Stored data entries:

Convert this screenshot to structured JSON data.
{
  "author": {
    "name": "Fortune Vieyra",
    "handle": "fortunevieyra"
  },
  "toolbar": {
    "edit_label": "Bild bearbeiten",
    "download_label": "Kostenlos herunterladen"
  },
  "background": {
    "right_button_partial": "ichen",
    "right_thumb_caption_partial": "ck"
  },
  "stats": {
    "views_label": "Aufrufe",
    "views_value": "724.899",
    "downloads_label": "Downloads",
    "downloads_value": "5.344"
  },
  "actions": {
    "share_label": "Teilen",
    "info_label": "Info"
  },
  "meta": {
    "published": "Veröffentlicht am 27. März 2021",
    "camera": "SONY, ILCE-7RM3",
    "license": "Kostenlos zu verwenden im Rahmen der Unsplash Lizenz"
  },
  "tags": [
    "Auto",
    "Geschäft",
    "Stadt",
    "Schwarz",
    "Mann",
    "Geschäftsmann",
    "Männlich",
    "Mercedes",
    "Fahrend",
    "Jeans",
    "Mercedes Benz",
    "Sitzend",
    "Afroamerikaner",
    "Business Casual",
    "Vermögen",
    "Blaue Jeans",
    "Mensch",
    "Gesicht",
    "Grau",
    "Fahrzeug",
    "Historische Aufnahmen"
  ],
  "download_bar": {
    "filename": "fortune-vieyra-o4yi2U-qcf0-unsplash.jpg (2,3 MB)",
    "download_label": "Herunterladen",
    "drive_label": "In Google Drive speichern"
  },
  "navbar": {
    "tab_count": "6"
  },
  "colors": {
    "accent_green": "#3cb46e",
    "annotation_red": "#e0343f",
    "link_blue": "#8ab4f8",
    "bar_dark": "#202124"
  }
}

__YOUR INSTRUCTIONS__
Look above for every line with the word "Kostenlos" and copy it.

__SOLUTION__
    "download_label": "Kostenlos herunterladen"
    "license": "Kostenlos zu verwenden im Rahmen der Unsplash Lizenz"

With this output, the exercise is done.